Article 1213 of the Catholic Catechism declares that baptism is “the gateway to life in the Spirit,” and “regeneration through water in the word” (“Catechism”). The Lutheran Augsburg Confession also shares the same view emphasizing this sacrament to be “necessary to salvation” (The Book of Concord, 34). The significance of the Christian view is that the oblation is performed only once and is valid throughout all the life of a person.
In the Jewish history, we encounter the practice of ritual washing since the epoch of Abraham and Moses (The Bible, Gen. 18.4; Exod. 30.21). John the Baptist was baptizing not only the ordinary people, but also the Pharisees (Matt. 3.5-8). Modern observant Jews perform netilat yadayim after waking up in the morning and every time they are going to have meals.

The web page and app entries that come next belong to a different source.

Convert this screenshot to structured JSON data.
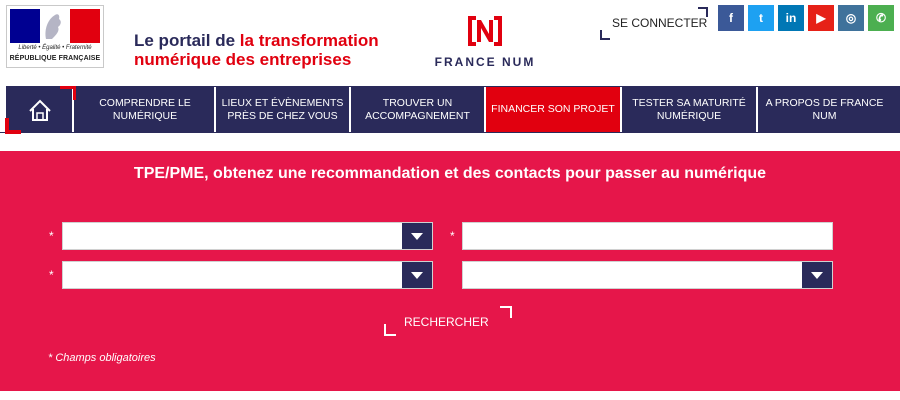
{
  "header": {
    "rf_logo": {
      "motto": "Liberté • Égalité • Fraternité",
      "name": "RÉPUBLIQUE FRANÇAISE",
      "colors": [
        "#000091",
        "#ffffff",
        "#e1000f"
      ]
    },
    "tagline_part1": "Le portail de ",
    "tagline_part2": "la transformation numérique des entreprises",
    "brand": {
      "mark": "[N]",
      "name": "FRANCE NUM"
    },
    "connect_label": "SE CONNECTER",
    "socials": [
      {
        "icon": "facebook-icon",
        "glyph": "f",
        "color": "#3b5998"
      },
      {
        "icon": "twitter-icon",
        "glyph": "t",
        "color": "#1da1f2"
      },
      {
        "icon": "linkedin-icon",
        "glyph": "in",
        "color": "#0077b5"
      },
      {
        "icon": "youtube-icon",
        "glyph": "▶",
        "color": "#e62117"
      },
      {
        "icon": "instagram-icon",
        "glyph": "◎",
        "color": "#3f729b"
      },
      {
        "icon": "whatsapp-icon",
        "glyph": "✆",
        "color": "#4caf50"
      }
    ]
  },
  "nav": {
    "home_icon": "home-icon",
    "items": [
      {
        "label": "COMPRENDRE LE NUMÉRIQUE",
        "active": false
      },
      {
        "label": "LIEUX ET ÉVÈNEMENTS PRÈS DE CHEZ VOUS",
        "active": false
      },
      {
        "label": "TROUVER UN ACCOMPAGNEMENT",
        "active": false
      },
      {
        "label": "FINANCER SON PROJET",
        "active": true
      },
      {
        "label": "TESTER SA MATURITÉ NUMÉRIQUE",
        "active": false
      },
      {
        "label": "A PROPOS DE FRANCE NUM",
        "active": false
      }
    ]
  },
  "form": {
    "title": "TPE/PME, obtenez une recommandation et des contacts pour passer au numérique",
    "required_mark": "*",
    "select1_value": "",
    "input1_value": "",
    "select2_value": "",
    "select3_value": "",
    "search_label": "RECHERCHER",
    "required_note": "* Champs obligatoires"
  },
  "colors": {
    "navy": "#2a2a5a",
    "red": "#e1000f",
    "panel": "#e6164a"
  }
}
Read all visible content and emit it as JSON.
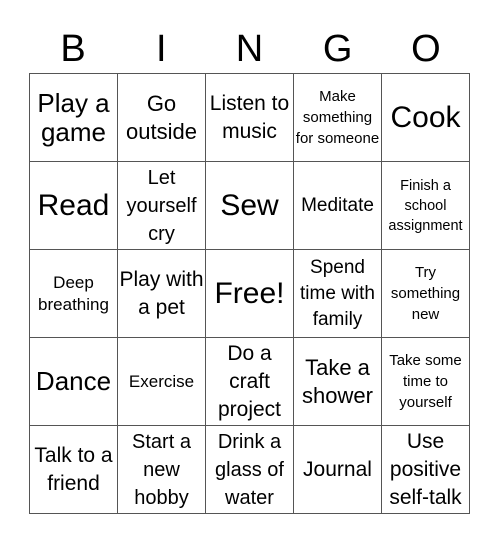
{
  "header": [
    "B",
    "I",
    "N",
    "G",
    "O"
  ],
  "cells": [
    "Play a game",
    "Go outside",
    "Listen to music",
    "Make something for someone",
    "Cook",
    "Read",
    "Let yourself cry",
    "Sew",
    "Meditate",
    "Finish a school assignment",
    "Deep breathing",
    "Play with a pet",
    "Free!",
    "Spend time with family",
    "Try something new",
    "Dance",
    "Exercise",
    "Do a craft project",
    "Take a shower",
    "Take some time to yourself",
    "Talk to a friend",
    "Start a new hobby",
    "Drink a glass of water",
    "Journal",
    "Use positive self-talk"
  ]
}
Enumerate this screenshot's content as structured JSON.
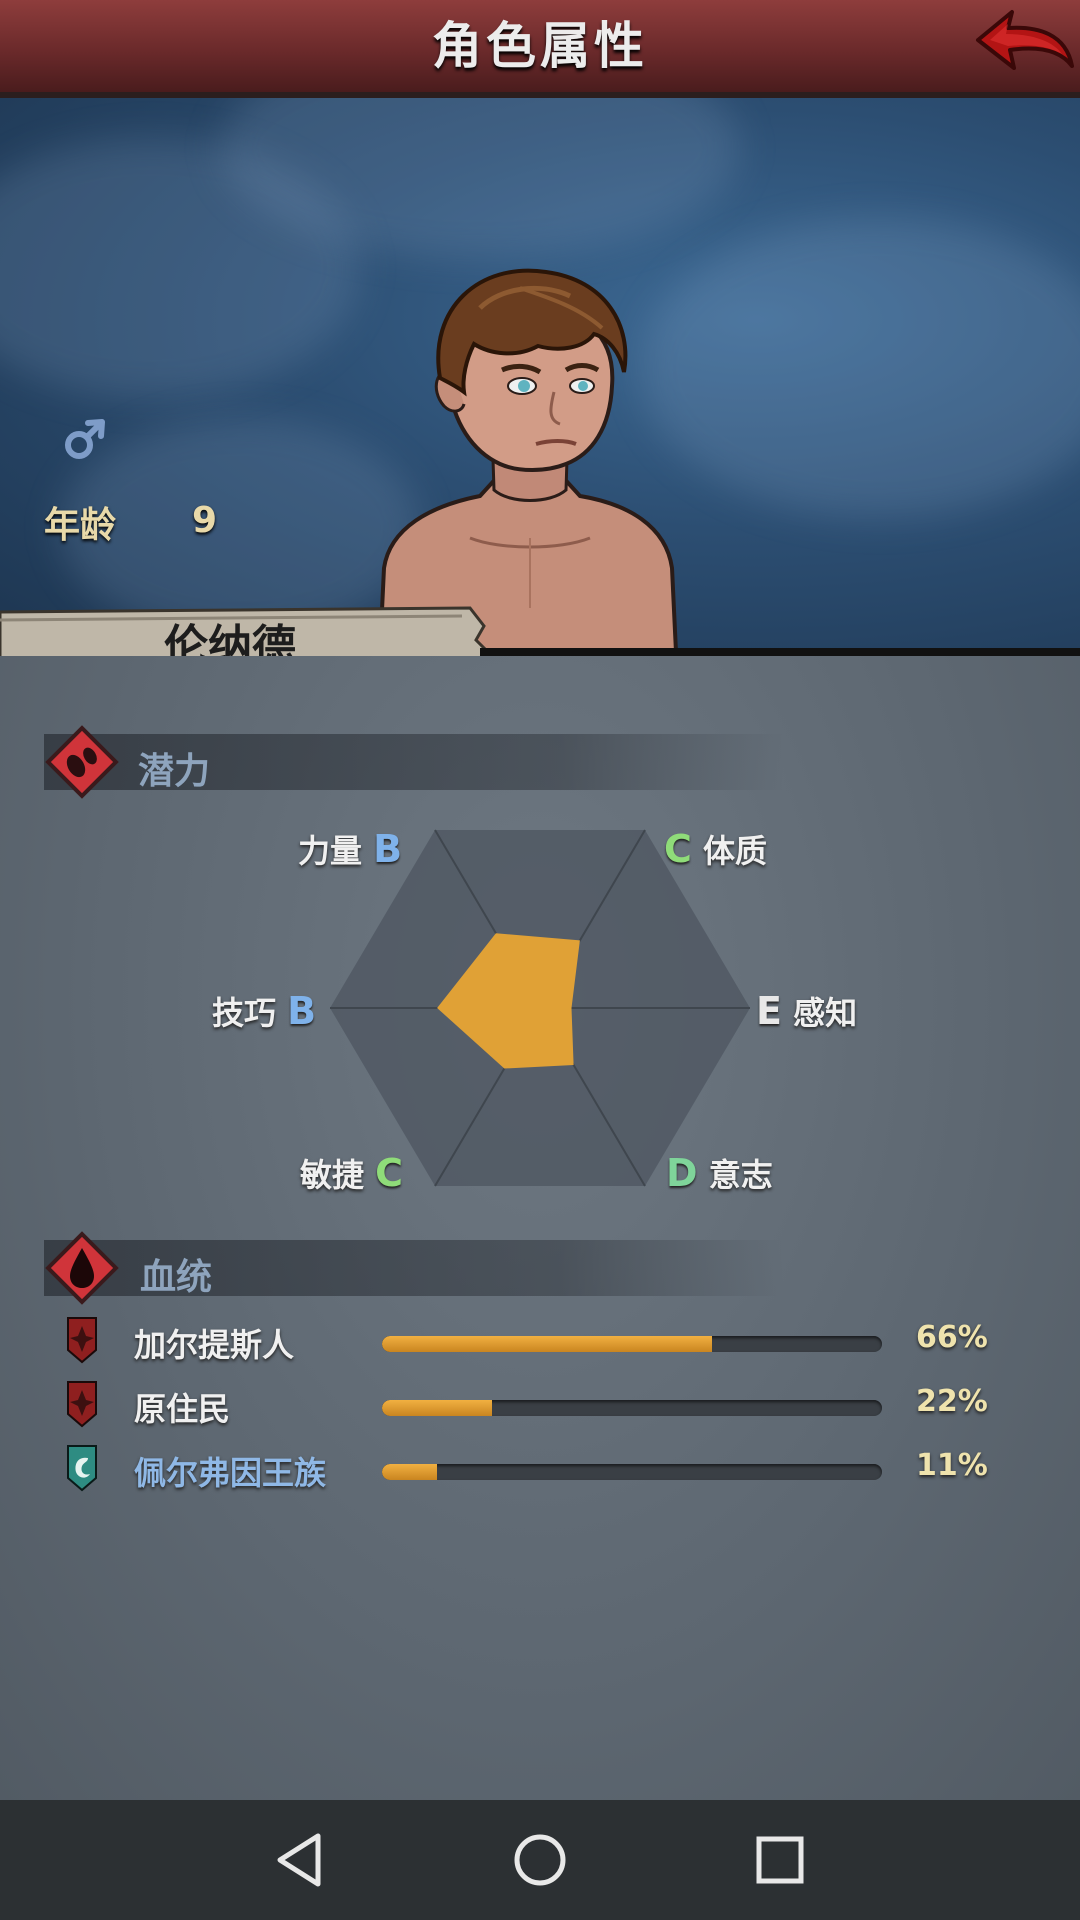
{
  "header": {
    "title": "角色属性"
  },
  "character": {
    "gender_symbol": "♂",
    "age_label": "年龄",
    "age_value": "9",
    "name": "伦纳德"
  },
  "potential": {
    "section_title": "潜力",
    "stats": [
      {
        "key": "strength",
        "label": "力量",
        "grade": "B",
        "value": 0.42
      },
      {
        "key": "constitution",
        "label": "体质",
        "grade": "C",
        "value": 0.38
      },
      {
        "key": "perception",
        "label": "感知",
        "grade": "E",
        "value": 0.15
      },
      {
        "key": "will",
        "label": "意志",
        "grade": "D",
        "value": 0.32
      },
      {
        "key": "agility",
        "label": "敏捷",
        "grade": "C",
        "value": 0.34
      },
      {
        "key": "skill",
        "label": "技巧",
        "grade": "B",
        "value": 0.49
      }
    ]
  },
  "bloodline": {
    "section_title": "血统",
    "items": [
      {
        "name": "加尔提斯人",
        "percent_text": "66%",
        "value": 0.66,
        "emblem_color": "#8f1f1f",
        "name_color": "#f0f0f0"
      },
      {
        "name": "原住民",
        "percent_text": "22%",
        "value": 0.22,
        "emblem_color": "#8f1f1f",
        "name_color": "#f0f0f0"
      },
      {
        "name": "佩尔弗因王族",
        "percent_text": "11%",
        "value": 0.11,
        "emblem_color": "#2e8c82",
        "name_color": "#8fb8e6"
      }
    ]
  },
  "colors": {
    "accent_orange": "#e0a136",
    "header_red": "#7a3030"
  },
  "nav": {
    "icons": [
      "back-triangle-icon",
      "home-circle-icon",
      "recents-square-icon"
    ]
  }
}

The water washes off the tum’a from the hands.
The Hindus have been revering water since the times immemorial until nowadays, for in their view “[w]ithin the Waters […] dwell all balms that heal / And Agni, he who blesseth all,” the holy element removes the sins and makes the people happier (The Rig Veda, book 1, hymn 23). The Muslims perform the ritual ablution also for the reason of being pure before the eyes of Allah and worked out detailed rules of cleansing oneself of the defilements (“Wudhu”).
Thus, all the listed religions regard washing as a very important act where the physical cleansing comes along with the spiritual one. The soul needs to be washed the same as the body, and in the special rites the believers get a chance to wash off both physical and metaphysical filth from their bodies and souls.

Works Cited
The Bible: Authorized King James Version. Ed. Robert Carroll, Stephen Prickett. New York: Oxford UP, 1998.
The Book of Concord: The Confessions of the Evangelical Lutheran Church. Eds. Robert Kolb, Timothy J. Wengert. Transl. Charles P. Arand. Minneapolis, MN: Fortress Press, 2000.
“Catechism of the Catholic Church.” The Holy See Archive. Web. 25 June 2010. .
“The Rig Veda.” Trans. T.H. Griffith. Sacred Texts. Web. 25 June 2010. .
Stokstad, Marilyn. Art: A Brief History. 3rd ed. Upper Saddle River, NJ: Prentice Hall, 2006.
“Wudhu.” Al-Shia.org. Web. 25 June 2010. .